Entries supplied:

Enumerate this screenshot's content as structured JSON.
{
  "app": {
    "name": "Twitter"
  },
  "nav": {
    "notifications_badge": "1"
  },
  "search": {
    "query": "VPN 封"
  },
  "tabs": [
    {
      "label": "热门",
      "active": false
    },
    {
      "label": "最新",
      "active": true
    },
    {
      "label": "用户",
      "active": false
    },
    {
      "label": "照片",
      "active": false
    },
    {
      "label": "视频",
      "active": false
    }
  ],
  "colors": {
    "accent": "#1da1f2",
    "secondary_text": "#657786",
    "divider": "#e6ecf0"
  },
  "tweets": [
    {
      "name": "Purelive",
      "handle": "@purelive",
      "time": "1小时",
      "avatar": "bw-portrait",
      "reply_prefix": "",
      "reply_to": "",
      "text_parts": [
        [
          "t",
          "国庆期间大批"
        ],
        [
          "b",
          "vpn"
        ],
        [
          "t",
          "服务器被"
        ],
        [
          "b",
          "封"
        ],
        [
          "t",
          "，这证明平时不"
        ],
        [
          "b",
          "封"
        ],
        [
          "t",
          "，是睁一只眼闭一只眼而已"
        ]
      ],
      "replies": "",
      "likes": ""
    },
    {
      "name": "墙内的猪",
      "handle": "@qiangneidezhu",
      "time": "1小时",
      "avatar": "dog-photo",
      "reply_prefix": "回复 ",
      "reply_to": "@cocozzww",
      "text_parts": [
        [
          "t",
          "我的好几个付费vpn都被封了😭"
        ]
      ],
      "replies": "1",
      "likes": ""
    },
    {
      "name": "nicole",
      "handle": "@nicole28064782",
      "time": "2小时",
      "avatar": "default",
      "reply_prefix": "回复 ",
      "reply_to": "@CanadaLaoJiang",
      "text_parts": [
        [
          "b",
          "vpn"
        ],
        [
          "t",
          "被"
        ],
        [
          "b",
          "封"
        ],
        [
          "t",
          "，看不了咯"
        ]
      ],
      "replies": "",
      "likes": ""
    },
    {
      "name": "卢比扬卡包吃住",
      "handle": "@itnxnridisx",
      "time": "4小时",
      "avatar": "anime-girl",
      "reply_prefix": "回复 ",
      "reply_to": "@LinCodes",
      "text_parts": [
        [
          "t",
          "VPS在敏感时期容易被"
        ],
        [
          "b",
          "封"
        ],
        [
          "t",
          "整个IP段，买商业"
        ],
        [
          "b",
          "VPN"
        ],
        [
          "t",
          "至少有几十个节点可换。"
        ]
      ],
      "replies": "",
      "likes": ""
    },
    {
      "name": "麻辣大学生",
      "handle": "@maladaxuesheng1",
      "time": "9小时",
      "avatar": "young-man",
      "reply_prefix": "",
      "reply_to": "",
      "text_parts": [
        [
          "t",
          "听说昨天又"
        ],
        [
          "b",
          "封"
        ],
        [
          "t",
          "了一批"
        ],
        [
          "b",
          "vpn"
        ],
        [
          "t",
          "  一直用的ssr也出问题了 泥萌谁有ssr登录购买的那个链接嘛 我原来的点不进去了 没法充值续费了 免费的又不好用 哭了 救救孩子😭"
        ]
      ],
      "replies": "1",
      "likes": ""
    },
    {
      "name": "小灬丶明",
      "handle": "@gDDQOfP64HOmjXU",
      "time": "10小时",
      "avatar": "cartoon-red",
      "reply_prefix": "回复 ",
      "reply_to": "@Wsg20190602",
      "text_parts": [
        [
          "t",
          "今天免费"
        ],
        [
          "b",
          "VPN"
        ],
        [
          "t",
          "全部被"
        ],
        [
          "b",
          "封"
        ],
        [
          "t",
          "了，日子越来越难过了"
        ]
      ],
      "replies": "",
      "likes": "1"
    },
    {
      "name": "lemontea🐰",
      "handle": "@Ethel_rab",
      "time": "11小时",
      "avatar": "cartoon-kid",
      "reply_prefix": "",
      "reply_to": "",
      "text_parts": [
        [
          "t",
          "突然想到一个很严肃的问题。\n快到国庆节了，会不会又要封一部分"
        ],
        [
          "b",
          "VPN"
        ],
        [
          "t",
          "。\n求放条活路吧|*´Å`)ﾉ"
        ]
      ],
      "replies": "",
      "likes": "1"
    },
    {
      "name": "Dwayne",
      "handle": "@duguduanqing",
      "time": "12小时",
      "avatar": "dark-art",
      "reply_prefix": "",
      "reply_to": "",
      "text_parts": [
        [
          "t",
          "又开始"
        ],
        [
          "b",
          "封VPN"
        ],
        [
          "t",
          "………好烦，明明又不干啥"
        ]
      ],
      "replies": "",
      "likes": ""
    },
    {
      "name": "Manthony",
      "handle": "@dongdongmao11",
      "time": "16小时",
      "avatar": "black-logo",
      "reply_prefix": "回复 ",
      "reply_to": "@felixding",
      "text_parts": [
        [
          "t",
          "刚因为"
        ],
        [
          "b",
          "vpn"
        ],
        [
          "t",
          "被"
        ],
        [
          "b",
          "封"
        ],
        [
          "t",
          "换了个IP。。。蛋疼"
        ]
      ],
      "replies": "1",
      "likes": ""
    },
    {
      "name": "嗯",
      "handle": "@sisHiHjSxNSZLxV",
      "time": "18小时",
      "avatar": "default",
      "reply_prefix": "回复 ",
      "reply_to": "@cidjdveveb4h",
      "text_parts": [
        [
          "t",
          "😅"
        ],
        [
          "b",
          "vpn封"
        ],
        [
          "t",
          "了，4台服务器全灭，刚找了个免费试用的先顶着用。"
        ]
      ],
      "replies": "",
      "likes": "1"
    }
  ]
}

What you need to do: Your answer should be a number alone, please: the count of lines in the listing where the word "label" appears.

Solution to this problem: 5